Career[edit]

Gruen worked as adviser to Senator and Federal Industry Minister John Button from the early 1980s and was regarded as the architect of the Button car plan, which moved the industry towards freer trade by eliminating quotas, reducing tariffs and assisting exports. From 1990 to 1993 he worked as economic adviser to Treasurer John Dawkins. He was appointed to the Productivity Commission on which he served from 1993 until his departure in 1997 to join the Business Council of Australia where he directed the BCA's New Directions project. In 2000 he founded, economic consultancy Lateral Economics and a finance broker that discounts its services by rebating part of its commission to borrowers Peach Home Loans. In this period he has advised Federal and State Governments as a consultant and as member or chair of various government appointed committees. From 2008 to 2012 Gruen was a board member of Sustainability Victoria. In 2011 he was appointed to the board of Innovation Australia and was subsequently appointed to chair it.

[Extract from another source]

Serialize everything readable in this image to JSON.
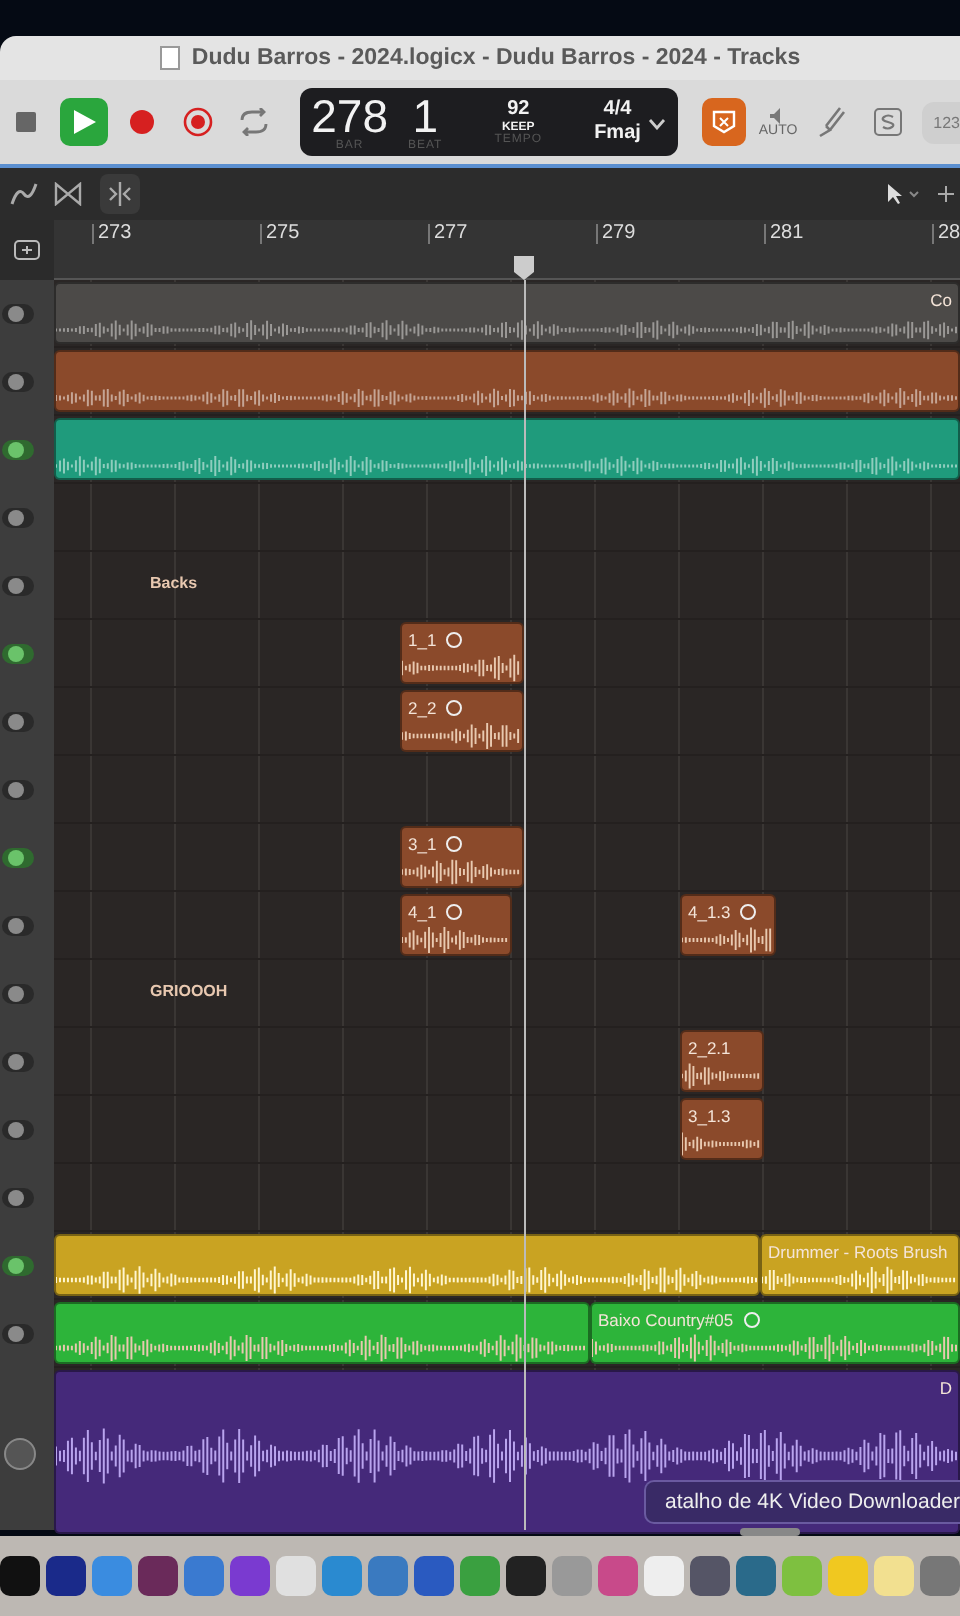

Gruen has become prominent in public economic discussion. He had a regular economic column for the Courier Mail and later wrote regularly for the Australian Financial Review. Other media activities include filling in for Ross Gittins' column in the Sydney Morning Herald and The Age[1] by Gittins' request and appearing on the radio station Triple J.[2] He has also is a regular contributor to the popular blog Club Troppo and is an author on On Line Opinion. He has held visiting fellowships at the University of Melbourne and the Australian National University.

He has mounted the public case for a range of reforms including

  • refashioning the institutions of government budgeting in the image of monetary policy to inject greater independence and flexibility into fiscal policy as a macro-economic instrument.
  • allowing people to access their superannuation savings (or pension plan) to help raise a deposit for a house
  • paying much greater policy attention to improving information flows in a range of markets such as labour markets (on relative safety and job quality) and markets for professional services (on service quality and likely outcomes).
  • giving citizens and business direct access to central banking services to level the playing field between them and commercial banks

He was a member of the Federal Government's Review of the Australian Innovation System in 2008 and chaired the Government 2.0 Taskforce for the Australian Government.[3] The Government subsequently accepted all of the major recommendations of the Taskforce. In 2013 he was appointed to membership of an independent review panel on Pharmaceutical Patent Extensions reporting to the Minister for Innovation.

Gruen was also the first investor in Kaggle (a Melbourne based data analytics company founded in 2010) serving as its first chairman.[4]

Position[edit]

In 2014 Gruen suggested a radical bank reform that would solve eminent problems. According to Gruen ordinary people should be able to use central banks' services as commercial banks can. For big commercial banks get high margins or fees but don't add much value to those services. Due to the internet the Bank of England for instance could easily extend its services to everyone in the UK. For one thing it should offer deposit and savings account to all. [5]

Family[edit]

Gruen is the son of prominent Australian economist Fred Gruen and the brother of Federal Treasury official David Gruen.

References[edit]

External links[edit]